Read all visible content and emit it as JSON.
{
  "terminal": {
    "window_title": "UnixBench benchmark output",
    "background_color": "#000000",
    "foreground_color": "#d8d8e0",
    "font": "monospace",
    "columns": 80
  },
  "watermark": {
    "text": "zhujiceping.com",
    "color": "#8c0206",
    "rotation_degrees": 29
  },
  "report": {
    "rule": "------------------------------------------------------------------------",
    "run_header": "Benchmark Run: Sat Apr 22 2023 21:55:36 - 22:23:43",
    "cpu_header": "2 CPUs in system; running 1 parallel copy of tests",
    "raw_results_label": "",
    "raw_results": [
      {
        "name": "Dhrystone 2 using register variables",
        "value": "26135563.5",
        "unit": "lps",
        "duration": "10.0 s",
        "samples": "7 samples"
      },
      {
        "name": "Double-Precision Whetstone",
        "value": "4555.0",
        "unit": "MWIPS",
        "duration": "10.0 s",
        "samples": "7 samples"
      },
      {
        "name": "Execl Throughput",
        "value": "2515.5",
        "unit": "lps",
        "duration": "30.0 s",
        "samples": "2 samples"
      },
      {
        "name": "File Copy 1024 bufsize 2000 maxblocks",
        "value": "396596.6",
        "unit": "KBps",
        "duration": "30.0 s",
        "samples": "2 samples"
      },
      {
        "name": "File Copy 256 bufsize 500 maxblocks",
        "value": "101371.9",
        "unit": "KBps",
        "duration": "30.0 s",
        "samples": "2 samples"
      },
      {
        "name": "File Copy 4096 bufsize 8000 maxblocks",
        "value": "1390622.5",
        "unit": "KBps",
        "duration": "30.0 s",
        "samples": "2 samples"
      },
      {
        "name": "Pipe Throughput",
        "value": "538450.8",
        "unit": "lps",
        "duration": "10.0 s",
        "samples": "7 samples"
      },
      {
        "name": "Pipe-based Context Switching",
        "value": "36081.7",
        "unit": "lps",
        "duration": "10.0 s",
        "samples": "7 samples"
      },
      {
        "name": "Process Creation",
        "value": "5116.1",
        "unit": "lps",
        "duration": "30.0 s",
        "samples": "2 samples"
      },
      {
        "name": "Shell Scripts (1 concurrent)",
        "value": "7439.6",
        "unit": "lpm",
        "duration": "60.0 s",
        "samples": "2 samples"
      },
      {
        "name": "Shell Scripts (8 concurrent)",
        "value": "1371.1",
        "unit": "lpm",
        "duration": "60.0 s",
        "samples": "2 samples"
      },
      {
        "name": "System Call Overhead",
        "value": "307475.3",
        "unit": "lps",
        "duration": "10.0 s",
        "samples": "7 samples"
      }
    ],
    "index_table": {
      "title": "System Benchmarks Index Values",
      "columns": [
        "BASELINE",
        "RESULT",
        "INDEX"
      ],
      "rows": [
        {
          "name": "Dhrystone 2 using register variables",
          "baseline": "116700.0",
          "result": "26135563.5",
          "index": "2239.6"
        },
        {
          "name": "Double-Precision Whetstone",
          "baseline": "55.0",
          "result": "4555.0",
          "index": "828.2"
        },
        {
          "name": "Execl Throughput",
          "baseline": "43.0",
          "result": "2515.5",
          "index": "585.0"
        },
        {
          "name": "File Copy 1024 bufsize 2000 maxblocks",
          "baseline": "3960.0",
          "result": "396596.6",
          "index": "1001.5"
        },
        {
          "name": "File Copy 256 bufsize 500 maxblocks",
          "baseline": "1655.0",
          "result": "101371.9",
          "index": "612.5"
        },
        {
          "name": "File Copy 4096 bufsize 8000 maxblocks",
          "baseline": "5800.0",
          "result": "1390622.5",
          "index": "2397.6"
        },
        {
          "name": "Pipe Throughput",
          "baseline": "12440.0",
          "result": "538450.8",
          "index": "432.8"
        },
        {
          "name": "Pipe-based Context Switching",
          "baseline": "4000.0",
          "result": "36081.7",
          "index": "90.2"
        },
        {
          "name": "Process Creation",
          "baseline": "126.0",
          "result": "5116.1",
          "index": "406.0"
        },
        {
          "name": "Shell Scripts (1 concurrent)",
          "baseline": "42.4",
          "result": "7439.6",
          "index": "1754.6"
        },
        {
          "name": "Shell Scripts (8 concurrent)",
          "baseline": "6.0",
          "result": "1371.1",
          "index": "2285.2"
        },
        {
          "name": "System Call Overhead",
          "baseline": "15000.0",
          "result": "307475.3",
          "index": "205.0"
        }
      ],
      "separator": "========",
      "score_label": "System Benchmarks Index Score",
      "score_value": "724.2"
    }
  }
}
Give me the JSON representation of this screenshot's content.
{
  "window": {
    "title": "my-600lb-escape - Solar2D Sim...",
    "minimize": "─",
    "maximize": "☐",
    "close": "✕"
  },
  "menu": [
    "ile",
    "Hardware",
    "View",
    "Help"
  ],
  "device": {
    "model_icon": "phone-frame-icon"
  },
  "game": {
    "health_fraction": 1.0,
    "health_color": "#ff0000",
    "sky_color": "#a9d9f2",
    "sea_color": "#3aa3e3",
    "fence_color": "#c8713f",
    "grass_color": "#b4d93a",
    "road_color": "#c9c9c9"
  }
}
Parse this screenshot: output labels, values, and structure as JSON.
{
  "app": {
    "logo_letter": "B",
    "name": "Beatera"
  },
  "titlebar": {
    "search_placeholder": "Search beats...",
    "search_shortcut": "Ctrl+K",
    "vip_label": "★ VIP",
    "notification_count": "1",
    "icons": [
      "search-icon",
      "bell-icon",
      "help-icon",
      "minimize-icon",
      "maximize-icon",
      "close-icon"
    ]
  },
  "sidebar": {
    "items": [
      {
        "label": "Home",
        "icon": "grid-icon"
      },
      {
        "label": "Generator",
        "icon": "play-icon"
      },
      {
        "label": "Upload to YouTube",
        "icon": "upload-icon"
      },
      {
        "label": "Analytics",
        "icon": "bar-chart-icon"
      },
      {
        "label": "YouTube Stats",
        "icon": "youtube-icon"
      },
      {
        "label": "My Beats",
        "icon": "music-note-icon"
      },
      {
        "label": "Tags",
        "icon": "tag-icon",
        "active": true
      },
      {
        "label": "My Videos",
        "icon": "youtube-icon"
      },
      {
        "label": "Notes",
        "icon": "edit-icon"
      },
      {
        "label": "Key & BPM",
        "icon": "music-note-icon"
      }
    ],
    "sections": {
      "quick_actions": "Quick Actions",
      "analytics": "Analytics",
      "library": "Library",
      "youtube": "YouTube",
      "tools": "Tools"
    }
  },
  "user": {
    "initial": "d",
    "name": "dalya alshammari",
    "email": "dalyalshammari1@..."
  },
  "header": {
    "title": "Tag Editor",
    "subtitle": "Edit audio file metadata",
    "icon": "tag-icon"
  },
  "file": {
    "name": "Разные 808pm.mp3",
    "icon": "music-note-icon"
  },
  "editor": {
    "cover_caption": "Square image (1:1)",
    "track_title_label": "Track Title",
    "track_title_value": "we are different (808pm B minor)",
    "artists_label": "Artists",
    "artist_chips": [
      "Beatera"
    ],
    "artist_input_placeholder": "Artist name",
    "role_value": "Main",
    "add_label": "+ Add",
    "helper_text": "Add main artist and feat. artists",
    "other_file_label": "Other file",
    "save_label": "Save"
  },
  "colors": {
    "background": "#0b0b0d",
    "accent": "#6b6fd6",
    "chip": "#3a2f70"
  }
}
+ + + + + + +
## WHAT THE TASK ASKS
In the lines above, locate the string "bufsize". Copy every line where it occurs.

## RESULT FOR THIS EXERCISE
        "name": "File Copy 1024 bufsize 2000 maxblocks",
        "name": "File Copy 256 bufsize 500 maxblocks",
        "name": "File Copy 4096 bufsize 8000 maxblocks",
          "name": "File Copy 1024 bufsize 2000 maxblocks",
          "name": "File Copy 256 bufsize 500 maxblocks",
          "name": "File Copy 4096 bufsize 8000 maxblocks",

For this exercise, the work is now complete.